Muiris Houston: Number of coronavirus cases likely to rise further
A Doctor Writes . . . virus can spread between humans but unclear if it can do so during incubation period
A woman wears a protective mask and sunglasses in a supermarket in Beijing. Photograph: Kevin Frayer/Getty Images
The novel coronavirus, first identified in the central Chinese city of Wuhan, continues to spread rapidly. But it is also emerging in other countries: in Europe, France and Germany have confirmed cases of the new infectious disease.
As the numbers climb, the possibility of a worldwide pandemic of 2019- NCoV (the official name given to the new virus) increases. So what are the most recent developments?
Latest figures show 4,515 confirmed cases of 2019- NCoV, of which some 976 are considered examples of severe infection. So far, 106 people have died as a result of infection with the new virus. And there are almost 7,000 suspected cases, with some 48,000 people, who were in close contact with confirmed cases, being carefully monitored to see if they develop symptoms.
Common signs of infection with the new coronavirus infection include fever, cough, shortness of breath and breathing difficulties. In more severe cases, infection can cause pneumonia and severe acute respiratory syndrome, at which point the patient requires intensive care.
But an interesting feature has already emerged: unlike most viral infections, the new coronavirus is not affecting the upper respiratory tract. In other words, those affected do not experience a runny, stuffed-up nose, runny eyes or a sore throat.
It looks as if the new microbe preferentially attacks the lower respiratory tract, so that cough, shortness of breath and difficulty breathing are the symptoms to look out for.
Coronaviruses in humans usually spread from an infected person through the air via coughing and sneezing, touching or shaking hands, touching a surface exposed to the virus and then making contact with the eyes, nose or mouth.
It is clear that 2019-NCoV can spread directly from person to person. What remains open to confirmation is whether the new virus can spread during its incubation period – before the newly infected person develops any symptoms.
What isn’t in doubt is the significant jump in cases that has occurred in recent days. In China, some 1,771 cases were added, while the number of deaths increased by 26 to 106. This trend is likely to continue in the short term.
And the first confirmed case in Germany is significant from a transmission perspective: the patient has no history of travel to China, but was in contact with a Chinese colleague in Germany.
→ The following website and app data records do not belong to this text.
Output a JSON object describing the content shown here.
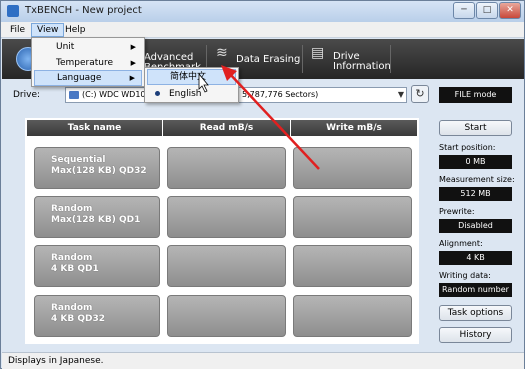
{
  "window": {
    "title": "TxBENCH - New project",
    "controls": [
      "─",
      "□",
      "✕"
    ]
  },
  "menubar": {
    "items": [
      "File",
      "View",
      "Help"
    ]
  },
  "toolbar": {
    "advanced_line1": "Advanced",
    "advanced_line2": "Benchmark",
    "erasing": "Data Erasing",
    "info_line1": "Drive",
    "info_line2": "Information"
  },
  "view_menu": {
    "items": [
      "Unit",
      "Temperature",
      "Language"
    ]
  },
  "language_menu": {
    "items": [
      "简体中文",
      "English"
    ],
    "selected": "English"
  },
  "drive": {
    "label": "Drive:",
    "value_prefix": "(C:) WDC WD10E",
    "value_suffix": "5,787,776 Sectors)",
    "refresh_icon": "refresh-icon"
  },
  "mode": "FILE mode",
  "table": {
    "headers": [
      "Task name",
      "Read mB/s",
      "Write mB/s"
    ],
    "rows": [
      {
        "line1": "Sequential",
        "line2": "Max(128 KB) QD32"
      },
      {
        "line1": "Random",
        "line2": "Max(128 KB) QD1"
      },
      {
        "line1": "Random",
        "line2": "4 KB QD1"
      },
      {
        "line1": "Random",
        "line2": "4 KB QD32"
      }
    ]
  },
  "panel": {
    "start": "Start",
    "start_position_label": "Start position:",
    "start_position": "0 MB",
    "measurement_size_label": "Measurement size:",
    "measurement_size": "512 MB",
    "prewrite_label": "Prewrite:",
    "prewrite": "Disabled",
    "alignment_label": "Alignment:",
    "alignment": "4 KB",
    "writing_data_label": "Writing data:",
    "writing_data": "Random number",
    "task_options": "Task options",
    "history": "History"
  },
  "status": "Displays in Japanese.",
  "colors": {
    "annotation_arrow": "#e02020",
    "toolbar_bg": "#2e2e2e",
    "menu_highlight": "#cfe3fa"
  }
}
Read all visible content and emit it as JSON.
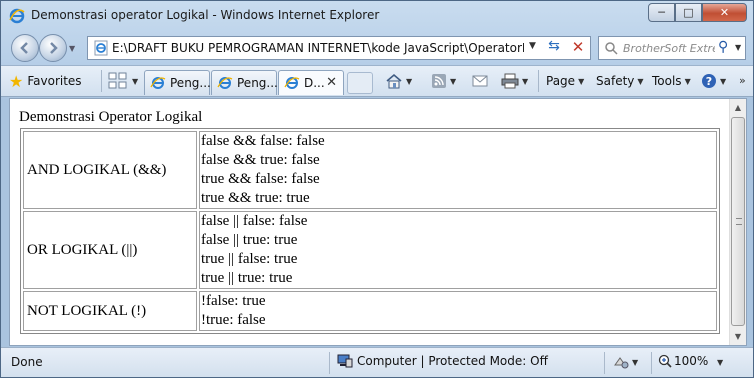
{
  "window": {
    "title": "Demonstrasi operator Logikal - Windows Internet Explorer",
    "minimize": "─",
    "maximize": "□",
    "close": "✕"
  },
  "address_bar": {
    "url": "E:\\DRAFT BUKU PEMROGRAMAN INTERNET\\kode JavaScript\\OperatorLogikal.htm",
    "search_placeholder": "BrotherSoft Extreme"
  },
  "favorites_bar": {
    "favorites_label": "Favorites",
    "tabs": [
      {
        "label": "Peng...",
        "active": false
      },
      {
        "label": "Peng...",
        "active": false
      },
      {
        "label": "D...",
        "active": true
      }
    ],
    "commands": {
      "page": "Page",
      "safety": "Safety",
      "tools": "Tools"
    }
  },
  "content": {
    "heading": "Demonstrasi Operator Logikal",
    "rows": [
      {
        "label": "AND LOGIKAL (&&)",
        "lines": [
          "false && false: false",
          "false && true: false",
          "true && false: false",
          "true && true: true"
        ]
      },
      {
        "label": "OR LOGIKAL (||)",
        "lines": [
          "false || false: false",
          "false || true: true",
          "true || false: true",
          "true || true: true"
        ]
      },
      {
        "label": "NOT LOGIKAL (!)",
        "lines": [
          "!false: true",
          "!true: false"
        ]
      }
    ]
  },
  "status_bar": {
    "status": "Done",
    "zone": "Computer | Protected Mode: Off",
    "zoom": "100%"
  },
  "colors": {
    "chrome": "#b7cfe8",
    "close_button": "#c04f34",
    "accent_link": "#2c6fbf"
  }
}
It is the first case of transmission occurring on the European continent.
As you would expect with an emerging infectious disease a number of key questions remain to be answered:
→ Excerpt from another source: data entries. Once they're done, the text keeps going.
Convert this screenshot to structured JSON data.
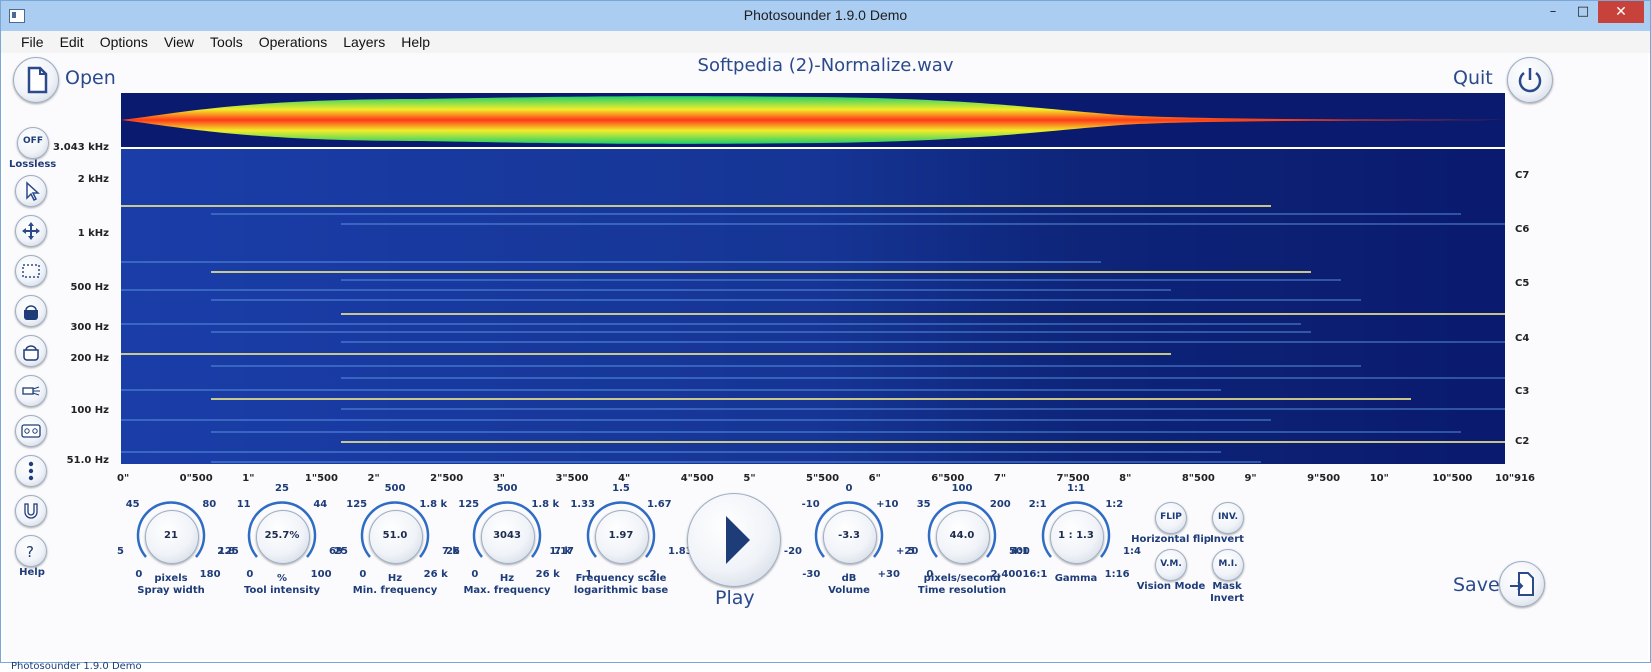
{
  "window": {
    "title": "Photosounder 1.9.0 Demo",
    "min": "–",
    "max": "□",
    "close": "✕"
  },
  "menu": [
    "File",
    "Edit",
    "Options",
    "View",
    "Tools",
    "Operations",
    "Layers",
    "Help"
  ],
  "header": {
    "open_label": "Open",
    "file_title": "Softpedia (2)-Normalize.wav",
    "quit_label": "Quit",
    "save_label": "Save"
  },
  "lossless": {
    "button": "OFF",
    "label": "Lossless"
  },
  "help_label": "Help",
  "spectrum": {
    "freq_labels": [
      "3.043 kHz",
      "2 kHz",
      "1 kHz",
      "500 Hz",
      "300 Hz",
      "200 Hz",
      "100 Hz",
      "51.0 Hz"
    ],
    "note_labels": [
      "C7",
      "C6",
      "C5",
      "C4",
      "C3",
      "C2"
    ],
    "time_labels": [
      "0\"",
      "0\"500",
      "1\"",
      "1\"500",
      "2\"",
      "2\"500",
      "3\"",
      "3\"500",
      "4\"",
      "4\"500",
      "5\"",
      "5\"500",
      "6\"",
      "6\"500",
      "7\"",
      "7\"500",
      "8\"",
      "8\"500",
      "9\"",
      "9\"500",
      "10\"",
      "10\"500",
      "10\"916"
    ]
  },
  "knobs": [
    {
      "value": "21",
      "unit": "pixels",
      "caption": "Spray width",
      "scale": [
        "0",
        "5",
        "45",
        "80",
        "125",
        "180"
      ]
    },
    {
      "value": "25.7%",
      "unit": "%",
      "caption": "Tool intensity",
      "scale": [
        "0",
        "2.8",
        "11",
        "25",
        "44",
        "69",
        "100"
      ]
    },
    {
      "value": "51.0",
      "unit": "Hz",
      "caption": "Min. frequency",
      "scale": [
        "0",
        "25",
        "125",
        "500",
        "1.8 k",
        "7 k",
        "26 k"
      ]
    },
    {
      "value": "3043",
      "unit": "Hz",
      "caption": "Max. frequency",
      "scale": [
        "0",
        "25",
        "125",
        "500",
        "1.8 k",
        "7 k",
        "26 k"
      ]
    },
    {
      "value": "1.97",
      "unit": "Frequency scale",
      "caption": "logarithmic base",
      "scale": [
        "1",
        "1.17",
        "1.33",
        "1.5",
        "1.67",
        "1.83",
        "2"
      ]
    },
    {
      "value": "-3.3",
      "unit": "dB",
      "caption": "Volume",
      "scale": [
        "-30",
        "-20",
        "-10",
        "0",
        "+10",
        "+20",
        "+30"
      ]
    },
    {
      "value": "44.0",
      "unit": "pixels/second",
      "caption": "Time resolution",
      "scale": [
        "0",
        "5",
        "35",
        "100",
        "200",
        "500",
        "2,400"
      ]
    },
    {
      "value": "1 : 1.3",
      "unit": "Gamma",
      "caption": "",
      "scale": [
        "16:1",
        "4:1",
        "2:1",
        "1:1",
        "1:2",
        "1:4",
        "1:16"
      ]
    }
  ],
  "play_label": "Play",
  "toggles": [
    {
      "button": "FLIP",
      "label": "Horizontal flip"
    },
    {
      "button": "INV.",
      "label": "Invert"
    },
    {
      "button": "V.M.",
      "label": "Vision Mode"
    },
    {
      "button": "M.I.",
      "label": "Mask Invert"
    }
  ],
  "status": "Photosounder 1.9.0 Demo",
  "colors": {
    "accent": "#2b4a8c",
    "spectrum_bg": "#0a1a6e",
    "line": "#e8e28a"
  }
}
Will it be possible to largely contain the virus within China?
That’s very difficult to answer at this point. Some experts have expressed the view that the more we learn about 2019-NCoV, the greater the possibility that transmission will not be able to be controlled with public health measures. Agencies such as our own Health Protection Surveillance Centre (HPSC) need to plan for the possibility that the virus won’t be geographically containable.
How long between when someone gets infected and when they develop symptoms (the incubation period)?
Research published by scientists in China estimate the incubation period to be between four and five days. And a paper published last Friday in The Lancet, estimated the incubation period in a cluster of six family members to be three to six days. This would explain why a number of travellers who have imported the virus into other countries only realised they were sick a day or two after getting to their destination.
How lethal is the new infection?
Although the numbers are relatively small in statistical terms, it seems that 2019-NCoV could be causing serious illness in a significant number of those infected. Figures from China suggest about 17 per cent of total cases were severely ill. The death rate is running at 3 per cent. But it is too early to draw conclusions about the lethality of the virus.